Are policies in Vietnam conducive of healthy food environments? Insights from a multi-sectoral policy landscape analysis

Current food systems fail to address the triple burden of malnutrition — undernutrition, micronutrient deficiencies, and overnutrition (Popkin, 2019; Béné, 2019; Fanzo, 2020). The Food and Agriculture Organization (FAO) reports that approximately 462 million people worldwide are underweight, while 1.9 billion adults (39%) are overweight or obese. In 2020, globally, 149 million children under the age of five were stunted, 45 million were wasted, and 38.9 million were overweight or obese (FAO, 2021).
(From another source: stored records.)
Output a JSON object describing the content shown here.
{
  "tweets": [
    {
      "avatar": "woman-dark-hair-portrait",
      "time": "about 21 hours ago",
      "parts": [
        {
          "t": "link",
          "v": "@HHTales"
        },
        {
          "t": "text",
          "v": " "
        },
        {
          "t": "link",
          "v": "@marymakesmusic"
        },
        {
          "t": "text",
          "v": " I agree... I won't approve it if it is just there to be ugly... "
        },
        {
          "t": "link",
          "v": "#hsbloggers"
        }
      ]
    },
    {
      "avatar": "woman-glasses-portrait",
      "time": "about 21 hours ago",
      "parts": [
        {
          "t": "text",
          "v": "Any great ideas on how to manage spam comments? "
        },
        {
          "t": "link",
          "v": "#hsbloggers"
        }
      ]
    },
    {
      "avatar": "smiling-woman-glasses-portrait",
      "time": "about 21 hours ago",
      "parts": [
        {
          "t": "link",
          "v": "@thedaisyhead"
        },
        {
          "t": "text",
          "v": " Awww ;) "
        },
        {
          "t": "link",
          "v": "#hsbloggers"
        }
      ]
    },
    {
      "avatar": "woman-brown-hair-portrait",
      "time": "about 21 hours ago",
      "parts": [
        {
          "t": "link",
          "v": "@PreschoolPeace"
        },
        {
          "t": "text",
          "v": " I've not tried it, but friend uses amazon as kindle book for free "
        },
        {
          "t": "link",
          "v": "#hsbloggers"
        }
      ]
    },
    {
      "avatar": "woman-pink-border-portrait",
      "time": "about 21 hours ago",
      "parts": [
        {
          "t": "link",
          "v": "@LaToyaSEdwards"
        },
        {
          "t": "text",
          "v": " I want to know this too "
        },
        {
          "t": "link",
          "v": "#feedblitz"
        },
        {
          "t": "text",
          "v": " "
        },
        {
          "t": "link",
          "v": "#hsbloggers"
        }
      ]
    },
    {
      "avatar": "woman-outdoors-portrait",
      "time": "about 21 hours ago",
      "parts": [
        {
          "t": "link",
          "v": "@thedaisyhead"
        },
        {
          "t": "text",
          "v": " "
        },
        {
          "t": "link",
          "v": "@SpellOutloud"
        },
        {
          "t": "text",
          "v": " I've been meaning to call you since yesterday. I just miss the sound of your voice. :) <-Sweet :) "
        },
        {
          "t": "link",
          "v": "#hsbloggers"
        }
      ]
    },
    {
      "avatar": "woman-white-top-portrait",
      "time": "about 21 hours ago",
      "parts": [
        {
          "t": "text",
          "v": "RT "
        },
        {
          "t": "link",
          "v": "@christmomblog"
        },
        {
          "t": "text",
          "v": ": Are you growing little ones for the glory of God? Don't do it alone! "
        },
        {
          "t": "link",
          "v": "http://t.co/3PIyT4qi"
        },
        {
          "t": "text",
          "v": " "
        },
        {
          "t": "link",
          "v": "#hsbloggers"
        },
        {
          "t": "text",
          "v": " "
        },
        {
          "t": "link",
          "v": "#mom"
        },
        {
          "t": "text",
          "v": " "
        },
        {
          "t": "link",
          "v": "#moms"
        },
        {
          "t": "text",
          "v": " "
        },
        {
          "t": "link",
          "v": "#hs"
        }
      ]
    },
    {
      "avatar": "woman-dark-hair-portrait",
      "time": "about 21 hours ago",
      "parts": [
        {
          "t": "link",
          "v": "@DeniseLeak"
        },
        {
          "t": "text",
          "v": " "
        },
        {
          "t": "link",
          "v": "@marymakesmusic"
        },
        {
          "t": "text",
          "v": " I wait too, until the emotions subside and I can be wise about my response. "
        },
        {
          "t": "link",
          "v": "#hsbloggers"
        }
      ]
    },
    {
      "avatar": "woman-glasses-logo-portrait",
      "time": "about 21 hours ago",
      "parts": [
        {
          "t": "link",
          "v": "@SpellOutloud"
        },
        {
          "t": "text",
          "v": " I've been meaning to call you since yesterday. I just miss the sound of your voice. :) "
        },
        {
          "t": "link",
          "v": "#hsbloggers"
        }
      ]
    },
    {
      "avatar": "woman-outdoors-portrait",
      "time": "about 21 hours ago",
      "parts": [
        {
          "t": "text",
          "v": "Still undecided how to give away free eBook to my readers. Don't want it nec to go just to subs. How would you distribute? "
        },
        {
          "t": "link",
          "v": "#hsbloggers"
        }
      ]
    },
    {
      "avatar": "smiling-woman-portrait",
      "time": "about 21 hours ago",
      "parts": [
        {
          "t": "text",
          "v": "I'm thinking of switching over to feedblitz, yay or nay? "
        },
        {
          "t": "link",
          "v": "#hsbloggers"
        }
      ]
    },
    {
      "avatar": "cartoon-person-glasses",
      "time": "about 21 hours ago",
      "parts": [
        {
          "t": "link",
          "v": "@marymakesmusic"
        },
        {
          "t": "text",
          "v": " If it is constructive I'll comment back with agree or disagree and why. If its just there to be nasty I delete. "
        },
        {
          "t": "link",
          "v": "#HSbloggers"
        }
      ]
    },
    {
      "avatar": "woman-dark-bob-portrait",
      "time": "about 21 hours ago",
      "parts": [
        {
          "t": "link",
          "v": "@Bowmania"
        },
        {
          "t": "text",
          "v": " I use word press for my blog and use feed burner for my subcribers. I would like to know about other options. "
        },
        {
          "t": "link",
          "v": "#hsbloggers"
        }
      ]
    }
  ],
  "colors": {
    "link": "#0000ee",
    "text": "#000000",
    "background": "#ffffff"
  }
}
Many populations have shifted from traditional diets which tend to be locally specific and include coarse grains, pulses, fruits, vegetables, and some meat or fish depending on the season, towards a standardized global diet that is high in animal source proteins, fat, sugar, and processed packaged foods. This dietary shift has occurred over different time scales and in different regions and is also happening in Vietnam (NIN, 2021).

In Vietnam, the prevalence of undernourishment decreased from 18% to 11% between 2008 and 2018 (FAO, 2018). Improvements have also been observed in the chronic malnutrition (stunting) of children under the age of five, which has decreased from 32% to 24% between 2007 and 2015 (UNICEF and WHO, 2019). However, the rate of overweight and obesity has been rapidly increasing, especially in urban populations (Viet Nam Ministry of Health, 2021). The World Health Organization (WHO) reported in 2018 that 9.7% of children and adolescents in Vietnam were overweight, as well as 25% of women and 20% of men (WHO, 2018). More recent figures show that the prevalence of overweight and obesity among school-aged children increased from 8.5% in 2010 to 19% in 2020, with urban areas showing a rate of 26.8%, rural areas at 18.3%, and mountainous regions at 6.9% (NIN, 2021). Overweight and obese individuals suffer from increased risk of non-communicable diseases (NCDs), such as type 2 diabetes, cardiovascular diseases, and some types of cancer. Unhealthy eating is largely the result of unhealthy food environments (Hawkes, 2006; HLPE, 2017). Therefore, better knowledge and understanding of food environments is needed to develop interventions that lead to healthy food systems.